Exercise goal:
Copy every line of the material exactly as it stands.

Records for processing:
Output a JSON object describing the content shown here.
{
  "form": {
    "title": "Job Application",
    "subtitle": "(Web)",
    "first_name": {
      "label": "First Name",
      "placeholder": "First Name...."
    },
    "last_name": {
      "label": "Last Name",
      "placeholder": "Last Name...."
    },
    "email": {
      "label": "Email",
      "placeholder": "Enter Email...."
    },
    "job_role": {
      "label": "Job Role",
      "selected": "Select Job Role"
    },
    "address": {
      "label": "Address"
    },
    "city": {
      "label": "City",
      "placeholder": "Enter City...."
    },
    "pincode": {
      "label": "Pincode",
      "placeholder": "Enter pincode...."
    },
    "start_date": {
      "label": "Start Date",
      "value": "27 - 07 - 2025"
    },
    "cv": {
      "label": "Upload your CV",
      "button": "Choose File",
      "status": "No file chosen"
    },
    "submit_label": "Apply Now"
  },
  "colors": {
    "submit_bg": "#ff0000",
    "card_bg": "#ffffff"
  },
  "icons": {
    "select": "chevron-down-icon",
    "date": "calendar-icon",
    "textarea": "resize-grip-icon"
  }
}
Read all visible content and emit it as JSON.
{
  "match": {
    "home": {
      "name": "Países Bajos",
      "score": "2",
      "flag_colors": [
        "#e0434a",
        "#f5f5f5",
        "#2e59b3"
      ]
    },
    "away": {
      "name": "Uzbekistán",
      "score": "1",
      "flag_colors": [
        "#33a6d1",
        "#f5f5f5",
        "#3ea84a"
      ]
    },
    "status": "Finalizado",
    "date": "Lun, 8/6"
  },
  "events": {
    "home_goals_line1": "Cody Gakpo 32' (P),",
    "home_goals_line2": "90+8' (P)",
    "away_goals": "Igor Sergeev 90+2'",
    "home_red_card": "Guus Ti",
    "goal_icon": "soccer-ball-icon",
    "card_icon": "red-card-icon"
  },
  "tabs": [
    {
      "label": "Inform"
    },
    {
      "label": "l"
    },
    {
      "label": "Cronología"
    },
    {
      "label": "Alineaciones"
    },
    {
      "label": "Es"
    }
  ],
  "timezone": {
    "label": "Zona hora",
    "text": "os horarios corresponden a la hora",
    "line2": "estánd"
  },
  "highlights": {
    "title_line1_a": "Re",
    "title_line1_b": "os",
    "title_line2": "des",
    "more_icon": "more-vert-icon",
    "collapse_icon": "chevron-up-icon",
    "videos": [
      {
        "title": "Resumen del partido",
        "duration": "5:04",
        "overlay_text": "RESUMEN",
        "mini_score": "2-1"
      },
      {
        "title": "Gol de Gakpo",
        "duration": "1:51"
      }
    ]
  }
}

Answer to this task:
Output a JSON object describing the content shown here.
{
  "form": {
    "title": "Job Application",
    "subtitle": "(Web)",
    "first_name": {
      "label": "First Name",
      "placeholder": "First Name...."
    },
    "last_name": {
      "label": "Last Name",
      "placeholder": "Last Name...."
    },
    "email": {
      "label": "Email",
      "placeholder": "Enter Email...."
    },
    "job_role": {
      "label": "Job Role",
      "selected": "Select Job Role"
    },
    "address": {
      "label": "Address"
    },
    "city": {
      "label": "City",
      "placeholder": "Enter City...."
    },
    "pincode": {
      "label": "Pincode",
      "placeholder": "Enter pincode...."
    },
    "start_date": {
      "label": "Start Date",
      "value": "27 - 07 - 2025"
    },
    "cv": {
      "label": "Upload your CV",
      "button": "Choose File",
      "status": "No file chosen"
    },
    "submit_label": "Apply Now"
  },
  "colors": {
    "submit_bg": "#ff0000",
    "card_bg": "#ffffff"
  },
  "icons": {
    "select": "chevron-down-icon",
    "date": "calendar-icon",
    "textarea": "resize-grip-icon"
  }
}
Read all visible content and emit it as JSON.
{
  "match": {
    "home": {
      "name": "Países Bajos",
      "score": "2",
      "flag_colors": [
        "#e0434a",
        "#f5f5f5",
        "#2e59b3"
      ]
    },
    "away": {
      "name": "Uzbekistán",
      "score": "1",
      "flag_colors": [
        "#33a6d1",
        "#f5f5f5",
        "#3ea84a"
      ]
    },
    "status": "Finalizado",
    "date": "Lun, 8/6"
  },
  "events": {
    "home_goals_line1": "Cody Gakpo 32' (P),",
    "home_goals_line2": "90+8' (P)",
    "away_goals": "Igor Sergeev 90+2'",
    "home_red_card": "Guus Ti",
    "goal_icon": "soccer-ball-icon",
    "card_icon": "red-card-icon"
  },
  "tabs": [
    {
      "label": "Inform"
    },
    {
      "label": "l"
    },
    {
      "label": "Cronología"
    },
    {
      "label": "Alineaciones"
    },
    {
      "label": "Es"
    }
  ],
  "timezone": {
    "label": "Zona hora",
    "text": "os horarios corresponden a la hora",
    "line2": "estánd"
  },
  "highlights": {
    "title_line1_a": "Re",
    "title_line1_b": "os",
    "title_line2": "des",
    "more_icon": "more-vert-icon",
    "collapse_icon": "chevron-up-icon",
    "videos": [
      {
        "title": "Resumen del partido",
        "duration": "5:04",
        "overlay_text": "RESUMEN",
        "mini_score": "2-1"
      },
      {
        "title": "Gol de Gakpo",
        "duration": "1:51"
      }
    ]
  }
}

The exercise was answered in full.